The Federal Deposit Insurance Corporation (FDIC) insures bank accounts in the event of a bank failure. The amount of insurance has been increased to $250,000 by legislation enacted on Oct. 3, 2008. If you have more than the FDIC limit at a bank that fails, you could lose all or part of the amount that is not covered by the FDIC insurance.
FDIC Insurance for Living Trusts
For each trust owner, living trust accounts are insured up to $250,000 per beneficiary, including individuals, charities and non-profit organizations. The maximum coverage per bank for each trust owner is $1,250,000. If there are two trust owners, such as husband and wife, the coverage can be up to $2,500,000 per bank.
Examples of how FDIC Insurance Is Calculated
If the trust has more than one owner (also called a trustor), FDIC coverage is $250,000 per qualifying beneficiary for each owner. For example, if a husband and wife are the trustors, and the trust will be distributed to their three children after both of them have died, the trust accounts at a single bank will be insured up to $750,000 per trustor, or a total of $1,500,000 for that bank. If there is only one trustor and two beneficiaries, the coverage will be $500,000. If there is only one trustor and the beneficiaries are the trustor's child, and two charities, the coverage will be $750,000. If there are two trustors and only one beneficiary, the coverage is $500,000.

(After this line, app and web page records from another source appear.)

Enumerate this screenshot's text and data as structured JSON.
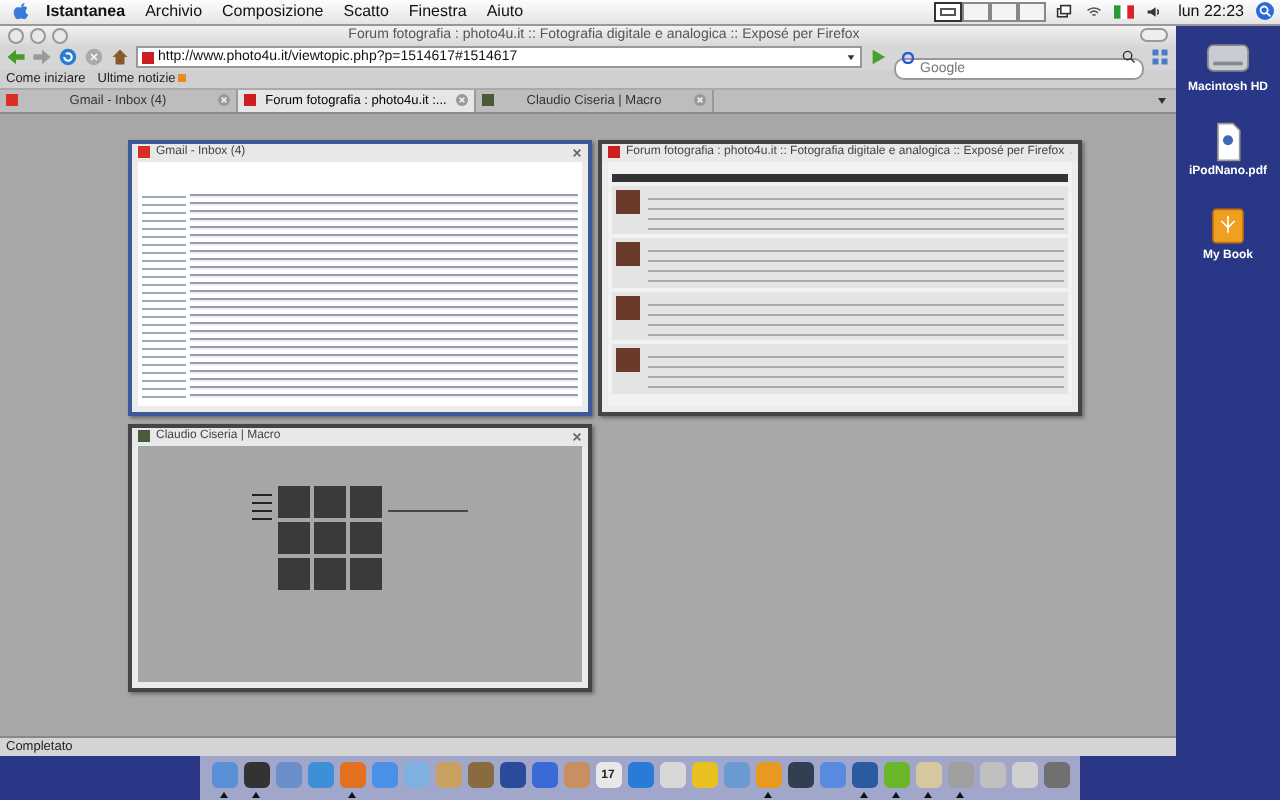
{
  "menu_bar": {
    "app": "Istantanea",
    "items": [
      "Archivio",
      "Composizione",
      "Scatto",
      "Finestra",
      "Aiuto"
    ],
    "spaces": [
      {
        "selected": true
      },
      {
        "selected": false
      },
      {
        "selected": false
      },
      {
        "selected": false
      }
    ],
    "clock": "lun 22:23"
  },
  "window": {
    "title": "Forum fotografia : photo4u.it :: Fotografia digitale e analogica :: Exposé per Firefox",
    "url": "http://www.photo4u.it/viewtopic.php?p=1514617#1514617",
    "search": {
      "placeholder": "Google"
    },
    "bookmarks": [
      "Come iniziare",
      "Ultime notizie"
    ],
    "tabs": [
      {
        "label": "Gmail - Inbox (4)",
        "selected": false,
        "kind": "gmail"
      },
      {
        "label": "Forum fotografia : photo4u.it :...",
        "selected": true,
        "kind": "forum"
      },
      {
        "label": "Claudio Ciseria | Macro",
        "selected": false,
        "kind": "gallery"
      }
    ],
    "thumbnails": [
      {
        "title": "Gmail - Inbox (4)",
        "kind": "gmail",
        "selected": true
      },
      {
        "title": "Forum fotografia : photo4u.it :: Fotografia digitale e analogica :: Exposé per Firefox",
        "kind": "forum",
        "selected": false
      },
      {
        "title": "Claudio Ciseria | Macro",
        "kind": "gallery",
        "selected": false
      }
    ],
    "status": "Completato"
  },
  "desktop_icons": [
    {
      "label": "Macintosh HD",
      "kind": "disk"
    },
    {
      "label": "iPodNano.pdf",
      "kind": "document"
    },
    {
      "label": "My Book",
      "kind": "drive"
    }
  ],
  "dock": [
    {
      "running": true
    },
    {
      "running": true
    },
    {
      "running": false
    },
    {
      "running": false
    },
    {
      "running": true
    },
    {
      "running": false
    },
    {
      "running": false
    },
    {
      "running": false
    },
    {
      "running": false
    },
    {
      "running": false
    },
    {
      "running": false
    },
    {
      "running": false
    },
    {
      "running": false,
      "date": "17"
    },
    {
      "running": false
    },
    {
      "running": false
    },
    {
      "running": false
    },
    {
      "running": false
    },
    {
      "running": true
    },
    {
      "running": false
    },
    {
      "running": false
    },
    {
      "running": true
    },
    {
      "running": true
    },
    {
      "running": true
    },
    {
      "running": true
    },
    {
      "running": false
    },
    {
      "running": false
    },
    {
      "running": false
    }
  ]
}
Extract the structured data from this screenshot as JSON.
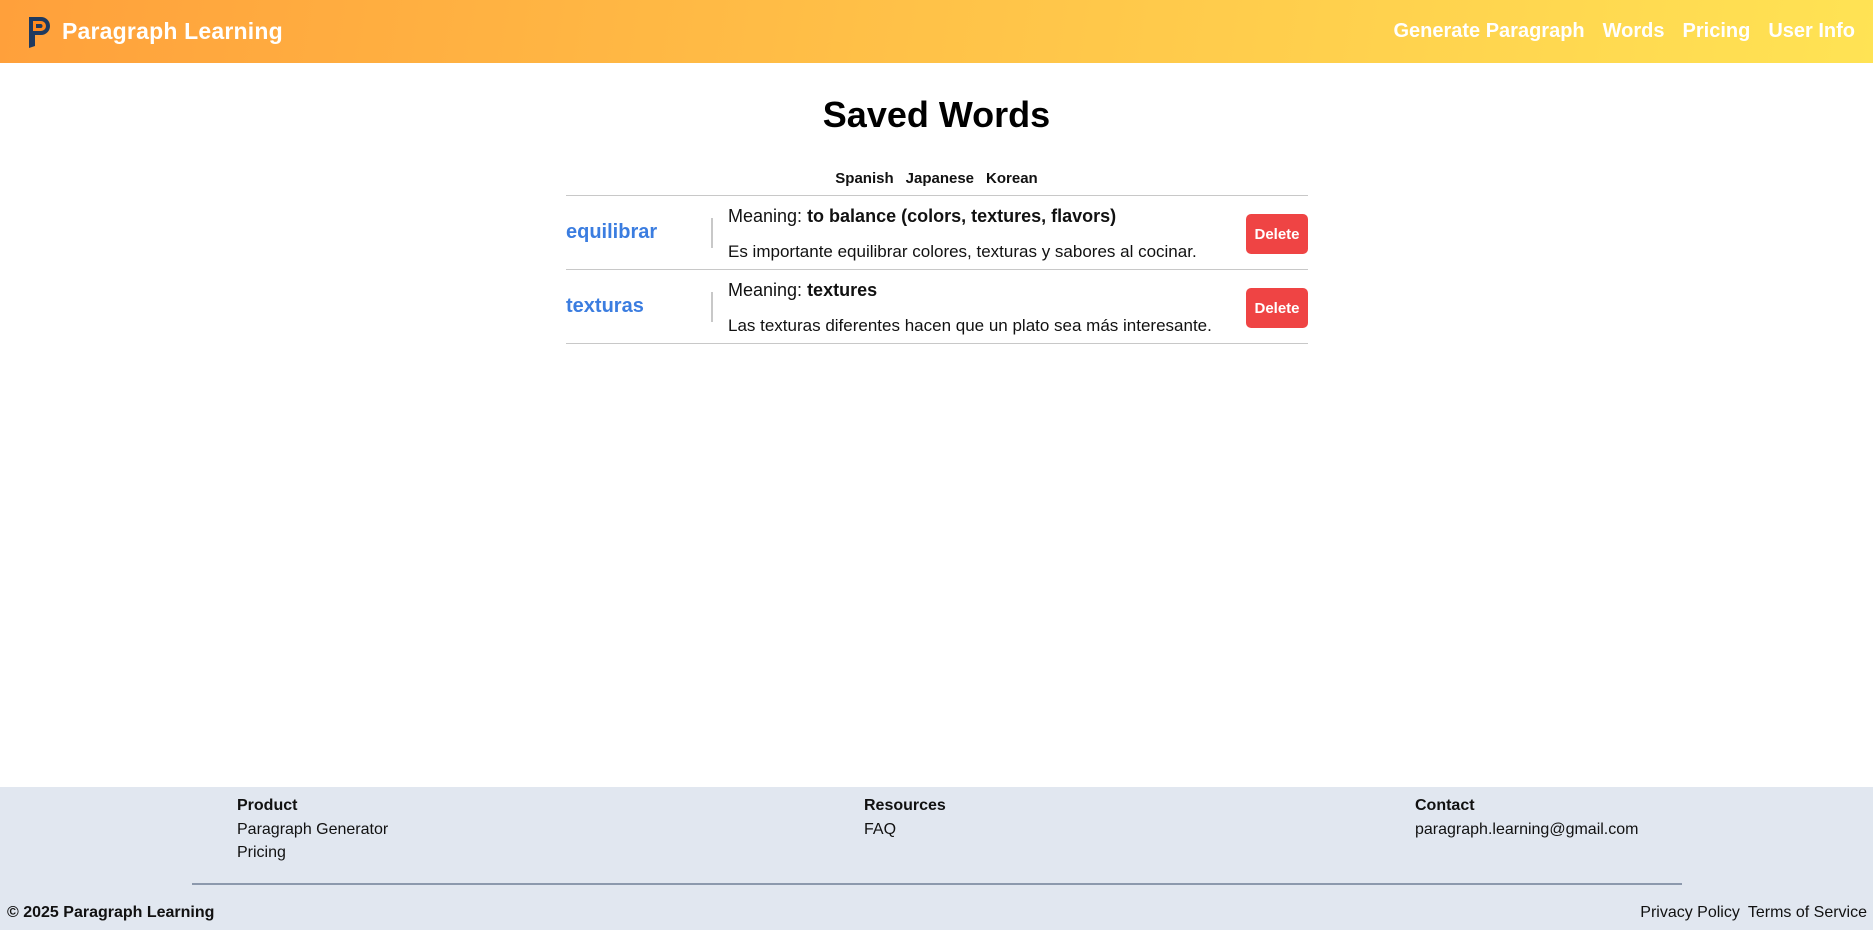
{
  "header": {
    "brand_name": "Paragraph Learning",
    "logo_icon": "paragraph-p-logo-icon",
    "nav": [
      {
        "label": "Generate Paragraph"
      },
      {
        "label": "Words"
      },
      {
        "label": "Pricing"
      },
      {
        "label": "User Info"
      }
    ]
  },
  "main": {
    "title": "Saved Words",
    "language_tabs": [
      "Spanish",
      "Japanese",
      "Korean"
    ],
    "meaning_prefix": "Meaning: ",
    "words": [
      {
        "term": "equilibrar",
        "meaning": "to balance (colors, textures, flavors)",
        "example": "Es importante equilibrar colores, texturas y sabores al cocinar.",
        "delete_label": "Delete"
      },
      {
        "term": "texturas",
        "meaning": "textures",
        "example": "Las texturas diferentes hacen que un plato sea más interesante.",
        "delete_label": "Delete"
      }
    ]
  },
  "footer": {
    "product": {
      "heading": "Product",
      "links": [
        "Paragraph Generator",
        "Pricing"
      ]
    },
    "resources": {
      "heading": "Resources",
      "links": [
        "FAQ"
      ]
    },
    "contact": {
      "heading": "Contact",
      "email": "paragraph.learning@gmail.com"
    },
    "copyright": "© 2025 Paragraph Learning",
    "legal": [
      "Privacy Policy",
      "Terms of Service"
    ]
  },
  "colors": {
    "header_gradient_start": "#ffa03b",
    "header_gradient_end": "#ffe354",
    "word_link": "#3b7de0",
    "delete_button": "#ef4444",
    "footer_background": "#e1e7f0"
  }
}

What About Qualifying Beneficiaries?
The concept of qualifying beneficiaries, who were defined as descendants of the trustors, is no longer used by FDIC.
Warning about Multiple Accounts
The FDIC limits are per bank, not per account. If a single trust owner has several accounts at the same bank totaling $500,000, and the trust has no qualifying beneficiaries, only $250,000 of assets will be FDIC insured. However, in addition to having FDIC insurance for a trust account, a depositor also could be covered for joint tenancy accounts and IRA accounts.